Australian Prime Minister Tony Abbott gestures as he gives a speech on a business event at the Shanghai International Expo Centre in Shanghai, April 11, 2014. REUTERS/Stringer
Australian Treasurer Joe Hockey presented on Tuesday night the Coalition's first budget, acknowledging the document would be hugely unpopular among Aussies.
Under the budget for 2014/15, the federal government projects total revenue to reach $385.5 billion, but it would not be enough and the Abbott-led government is forecasting a $29.8 billion deficit, expected to shrink to $17.1 billion and $10.6 billion in the next two years from the current $50 billion deficit.
To reduce the deficit, Hockey confirmed what has been speculated the past two weeks - the introduction of a deficit levy for Australians earning over $180,000 a year. The 2% levy expects to raise $3.1 billion. Prime Minister Tony Abbott has previously promised it would be a temporary measure.
It has other measure that Hockey acknowledges would be painful on the hip pockets of citizens, but which they must endure in the national interest. These include a fuel excise that will increase the price of fuel by up to 3 cents a liter, a $7 co-payment for visits to the doctor and job losses of 16,000 in the public sector.
It also raised the pension eligibility age to 70 beginning 2035. To ensure that older workers remain in the work force until that time, there would be subsidies of up to $10,000 for two years for companies that hire people over 50 years old.
Most of these measures caused the popularity of the Coalition to dip drastically ahead of the budget release since voters viewed them as a break to the then Opposition's campaign promise not to raise taxes.
But Hockey pointed to the Labor-led previous government as the culprit for the anticipated wide budget deficit, saying, "The challenge is not of our making, but we ... accept responsibility to fix it."
Labor used the opportunity to get back at the Coalition by calling the budget a document of "broken promises, cruel cuts and unfair increases in the cost of living."
Treasury spokesman Chris Bowen pointed to the $80-billion cut to education and health as hitting Aussie families. He said, "Labor understands that in challenging times, budges need tough choices. But these are the wrong choices for our future."
He squarely blamed Mr Abbott for breaking his election promise which "Australians will now pay the price."
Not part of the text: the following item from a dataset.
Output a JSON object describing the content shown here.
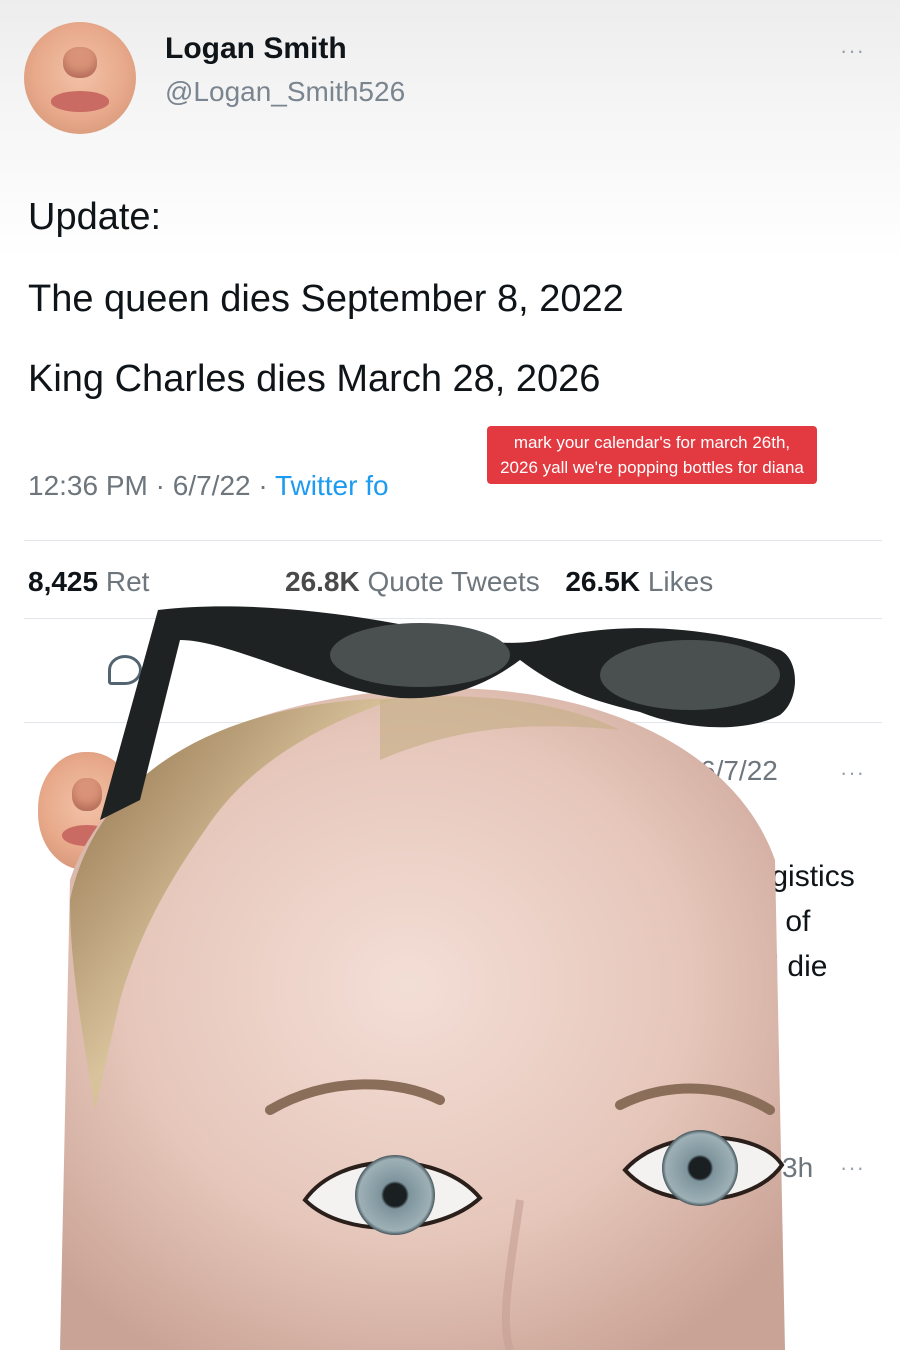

Likewise, Greens leader Christine Milne criticised the budget as divisive, brutal and backward-looking, stressing, "There is no vision for the future of the country. Suggesting that you are looking after the next generation, when you are ignoring climate change, when you're directing infrastructure funding into roads instead of public transport, instead of the NBN, instead of renewable energy sector."
On Wednesday morning, Mr Abbott defended the budget as "fundamentally honest." He promised the government would not cook the books or make a series of rosy assumptions.
But he is aware some Aussies would be disappointed and will feel betrayed by the Abbott government, which is exactly what one female pensioner felt and expressed her indignation over the change in pension age. She told the PM, "If we pull the belt any tighter we're going to choke to death."